==== PROVIDED DATA
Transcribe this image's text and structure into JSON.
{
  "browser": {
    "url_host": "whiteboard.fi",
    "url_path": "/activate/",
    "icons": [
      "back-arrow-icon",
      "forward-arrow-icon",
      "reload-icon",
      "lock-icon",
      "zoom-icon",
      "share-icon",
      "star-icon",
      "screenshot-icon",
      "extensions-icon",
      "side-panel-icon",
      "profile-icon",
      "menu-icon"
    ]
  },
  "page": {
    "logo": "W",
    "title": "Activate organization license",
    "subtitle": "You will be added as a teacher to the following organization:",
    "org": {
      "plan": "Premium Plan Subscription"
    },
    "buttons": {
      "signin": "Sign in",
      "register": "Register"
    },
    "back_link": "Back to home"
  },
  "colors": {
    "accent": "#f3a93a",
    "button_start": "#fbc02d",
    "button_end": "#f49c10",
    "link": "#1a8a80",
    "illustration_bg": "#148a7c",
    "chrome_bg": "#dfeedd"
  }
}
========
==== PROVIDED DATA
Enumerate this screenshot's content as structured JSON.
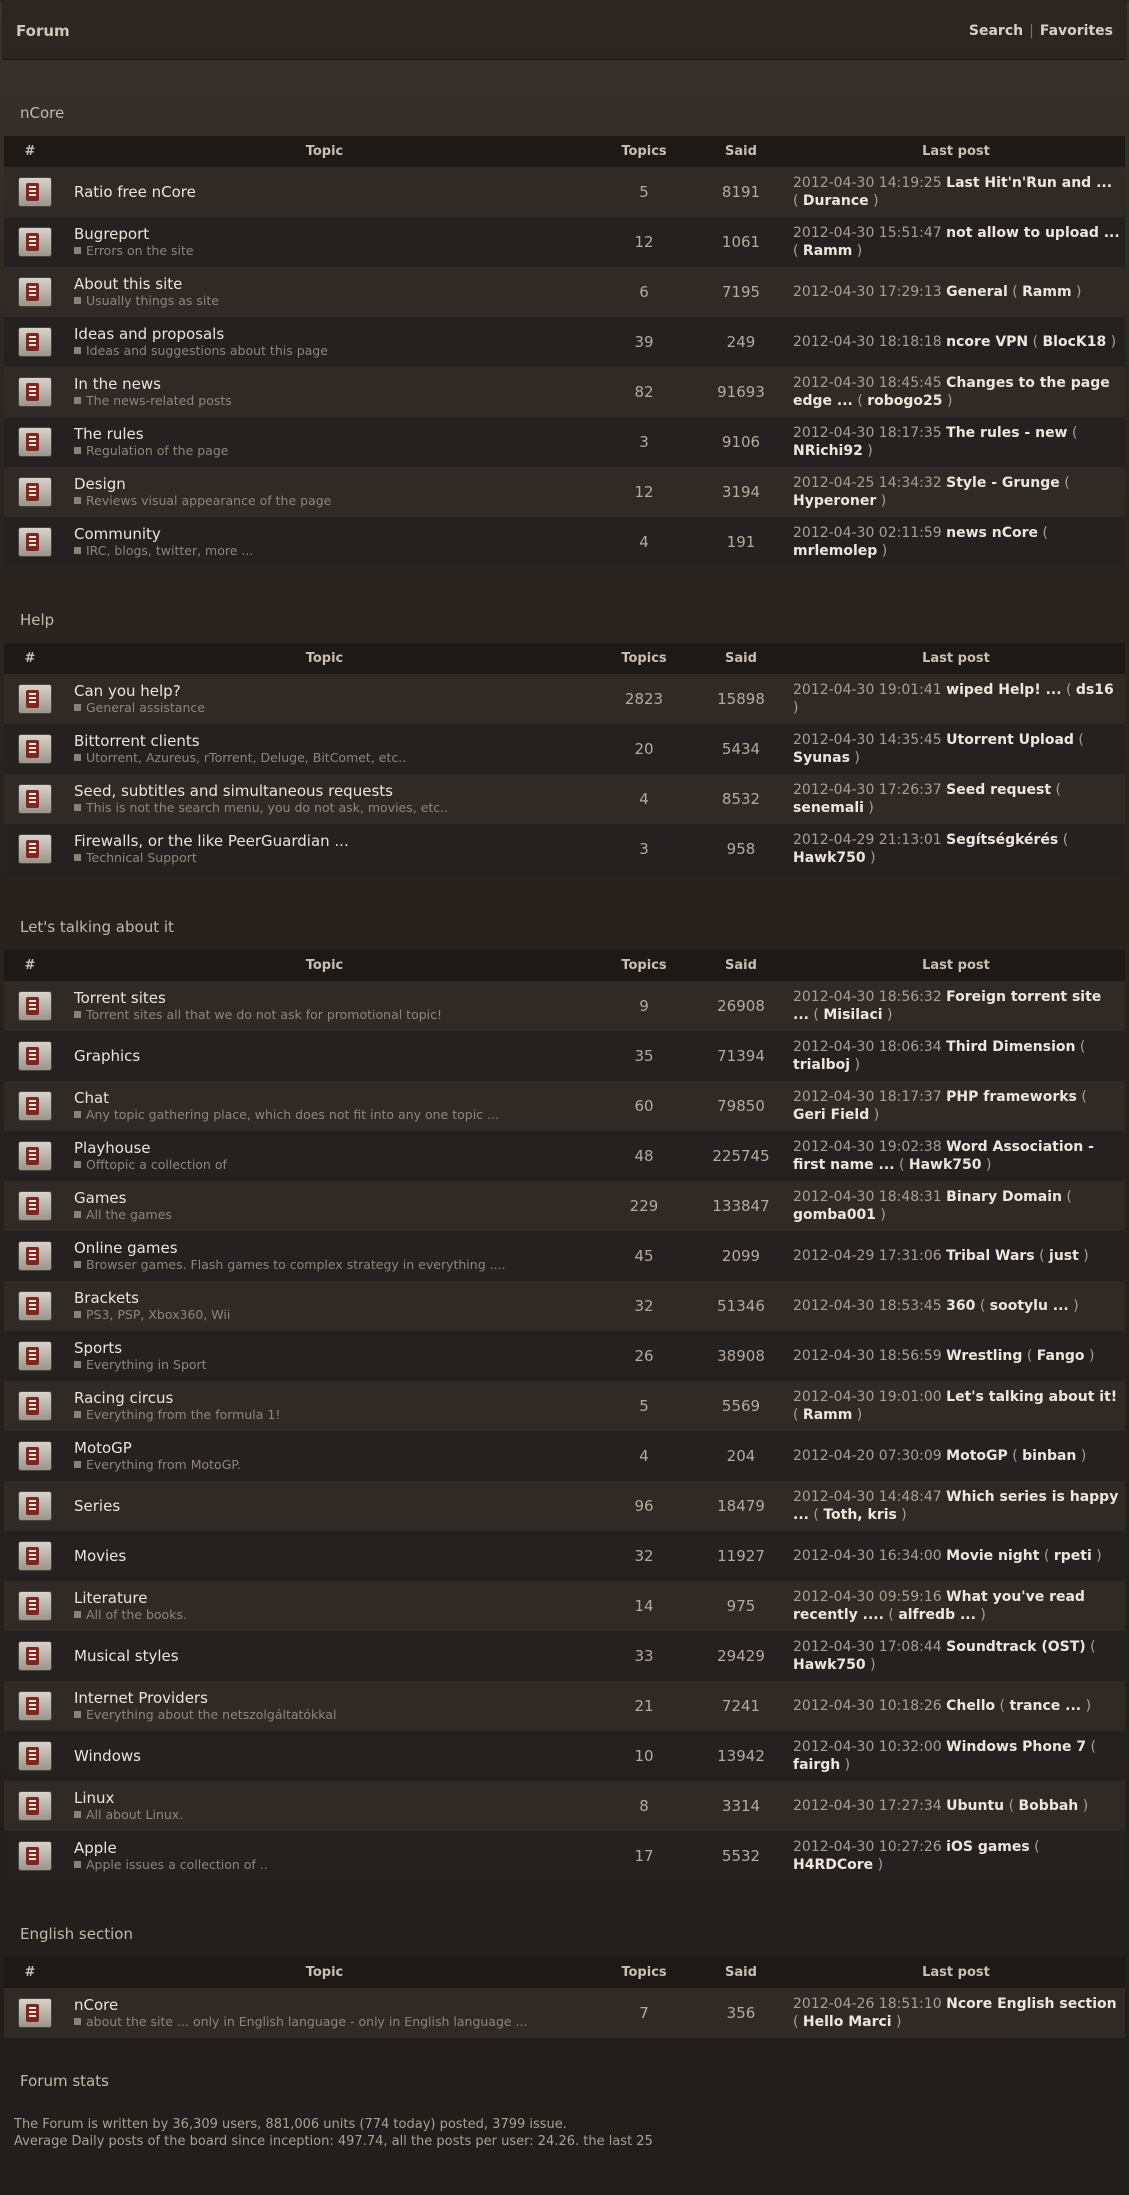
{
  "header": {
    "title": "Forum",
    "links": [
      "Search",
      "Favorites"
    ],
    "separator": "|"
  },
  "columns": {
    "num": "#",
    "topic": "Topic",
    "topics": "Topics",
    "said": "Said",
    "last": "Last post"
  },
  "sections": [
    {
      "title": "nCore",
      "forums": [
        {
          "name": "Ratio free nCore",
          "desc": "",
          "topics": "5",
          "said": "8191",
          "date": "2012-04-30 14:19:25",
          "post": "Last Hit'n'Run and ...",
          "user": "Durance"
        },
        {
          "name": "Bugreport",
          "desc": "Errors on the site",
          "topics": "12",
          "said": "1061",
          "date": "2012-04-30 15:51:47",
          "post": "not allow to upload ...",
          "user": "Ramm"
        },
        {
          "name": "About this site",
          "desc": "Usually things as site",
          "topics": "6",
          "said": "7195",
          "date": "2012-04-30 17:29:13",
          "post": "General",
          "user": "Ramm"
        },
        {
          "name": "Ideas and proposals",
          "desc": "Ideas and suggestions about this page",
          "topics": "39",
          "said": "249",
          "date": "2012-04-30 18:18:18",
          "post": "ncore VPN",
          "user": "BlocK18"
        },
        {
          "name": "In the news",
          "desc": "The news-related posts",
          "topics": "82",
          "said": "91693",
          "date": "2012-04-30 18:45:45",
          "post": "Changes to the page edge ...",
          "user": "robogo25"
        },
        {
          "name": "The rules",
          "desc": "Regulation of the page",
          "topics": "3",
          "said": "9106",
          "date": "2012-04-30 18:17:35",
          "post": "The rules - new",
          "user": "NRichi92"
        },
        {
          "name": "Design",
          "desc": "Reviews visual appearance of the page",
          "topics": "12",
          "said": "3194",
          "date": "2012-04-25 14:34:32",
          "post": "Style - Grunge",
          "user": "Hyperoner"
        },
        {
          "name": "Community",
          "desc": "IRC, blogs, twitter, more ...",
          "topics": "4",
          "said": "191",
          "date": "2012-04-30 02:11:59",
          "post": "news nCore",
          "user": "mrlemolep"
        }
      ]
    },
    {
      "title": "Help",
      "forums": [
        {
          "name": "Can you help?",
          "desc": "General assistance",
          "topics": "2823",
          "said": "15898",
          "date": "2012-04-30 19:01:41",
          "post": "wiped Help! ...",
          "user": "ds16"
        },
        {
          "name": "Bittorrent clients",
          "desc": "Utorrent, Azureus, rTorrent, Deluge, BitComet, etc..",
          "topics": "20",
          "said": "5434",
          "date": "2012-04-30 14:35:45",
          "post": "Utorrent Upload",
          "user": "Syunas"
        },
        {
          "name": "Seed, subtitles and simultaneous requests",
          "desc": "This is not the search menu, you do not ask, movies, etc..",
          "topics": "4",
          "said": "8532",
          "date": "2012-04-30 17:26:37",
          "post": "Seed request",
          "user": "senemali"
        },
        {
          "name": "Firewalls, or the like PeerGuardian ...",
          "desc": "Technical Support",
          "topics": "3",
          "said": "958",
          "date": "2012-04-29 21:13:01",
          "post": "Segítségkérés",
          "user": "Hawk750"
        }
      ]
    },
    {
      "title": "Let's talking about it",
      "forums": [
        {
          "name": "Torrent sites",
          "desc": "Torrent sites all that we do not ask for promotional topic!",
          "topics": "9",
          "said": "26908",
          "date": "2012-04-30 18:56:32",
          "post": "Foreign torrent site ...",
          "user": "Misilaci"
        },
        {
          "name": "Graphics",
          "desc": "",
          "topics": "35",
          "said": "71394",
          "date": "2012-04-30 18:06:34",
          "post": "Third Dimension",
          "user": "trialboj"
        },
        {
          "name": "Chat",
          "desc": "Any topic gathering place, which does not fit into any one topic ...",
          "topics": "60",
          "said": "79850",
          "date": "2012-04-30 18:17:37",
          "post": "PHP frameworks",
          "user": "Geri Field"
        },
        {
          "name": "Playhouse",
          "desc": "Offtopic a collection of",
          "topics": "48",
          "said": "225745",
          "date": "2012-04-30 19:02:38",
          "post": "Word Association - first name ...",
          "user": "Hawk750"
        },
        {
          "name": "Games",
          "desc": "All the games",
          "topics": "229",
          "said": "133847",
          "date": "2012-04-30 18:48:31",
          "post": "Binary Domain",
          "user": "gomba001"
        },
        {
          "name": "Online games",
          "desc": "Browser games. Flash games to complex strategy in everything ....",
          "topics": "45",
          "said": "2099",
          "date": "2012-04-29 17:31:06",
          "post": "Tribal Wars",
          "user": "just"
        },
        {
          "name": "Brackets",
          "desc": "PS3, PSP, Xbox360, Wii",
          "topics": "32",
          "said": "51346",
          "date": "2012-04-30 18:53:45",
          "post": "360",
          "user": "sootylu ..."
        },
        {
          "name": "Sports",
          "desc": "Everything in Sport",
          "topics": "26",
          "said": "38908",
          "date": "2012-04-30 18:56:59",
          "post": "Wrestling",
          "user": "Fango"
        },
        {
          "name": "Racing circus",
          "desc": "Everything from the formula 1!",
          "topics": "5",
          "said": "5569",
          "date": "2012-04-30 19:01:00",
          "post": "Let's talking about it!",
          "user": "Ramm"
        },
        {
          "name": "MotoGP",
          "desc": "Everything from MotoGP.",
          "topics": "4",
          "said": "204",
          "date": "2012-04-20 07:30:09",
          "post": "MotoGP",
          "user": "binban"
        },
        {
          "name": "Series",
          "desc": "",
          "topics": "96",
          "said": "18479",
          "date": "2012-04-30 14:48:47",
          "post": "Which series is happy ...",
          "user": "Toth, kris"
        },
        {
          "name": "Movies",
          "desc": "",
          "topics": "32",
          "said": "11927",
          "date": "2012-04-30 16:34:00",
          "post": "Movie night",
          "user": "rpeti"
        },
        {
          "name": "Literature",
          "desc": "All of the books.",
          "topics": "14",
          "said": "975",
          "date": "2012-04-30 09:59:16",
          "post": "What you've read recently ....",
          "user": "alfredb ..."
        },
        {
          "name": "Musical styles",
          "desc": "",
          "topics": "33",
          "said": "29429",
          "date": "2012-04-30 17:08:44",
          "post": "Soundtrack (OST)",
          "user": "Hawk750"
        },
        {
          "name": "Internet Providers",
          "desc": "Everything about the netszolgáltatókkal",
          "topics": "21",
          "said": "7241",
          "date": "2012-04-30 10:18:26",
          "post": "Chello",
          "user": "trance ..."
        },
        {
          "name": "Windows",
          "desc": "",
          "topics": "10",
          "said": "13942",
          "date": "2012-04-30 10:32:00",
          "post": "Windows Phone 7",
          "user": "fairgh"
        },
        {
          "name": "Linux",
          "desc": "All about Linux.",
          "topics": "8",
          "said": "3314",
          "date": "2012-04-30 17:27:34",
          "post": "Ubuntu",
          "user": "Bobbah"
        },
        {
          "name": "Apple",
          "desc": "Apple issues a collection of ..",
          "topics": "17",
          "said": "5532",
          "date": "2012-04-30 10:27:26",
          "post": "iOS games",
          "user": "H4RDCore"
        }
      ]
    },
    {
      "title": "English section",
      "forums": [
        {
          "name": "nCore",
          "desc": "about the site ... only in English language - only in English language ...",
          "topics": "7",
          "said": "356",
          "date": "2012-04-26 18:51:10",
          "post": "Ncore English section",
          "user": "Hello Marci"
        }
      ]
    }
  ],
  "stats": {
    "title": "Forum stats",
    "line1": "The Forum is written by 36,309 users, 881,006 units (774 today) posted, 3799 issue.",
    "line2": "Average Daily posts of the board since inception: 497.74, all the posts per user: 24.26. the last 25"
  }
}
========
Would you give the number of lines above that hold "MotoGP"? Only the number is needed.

3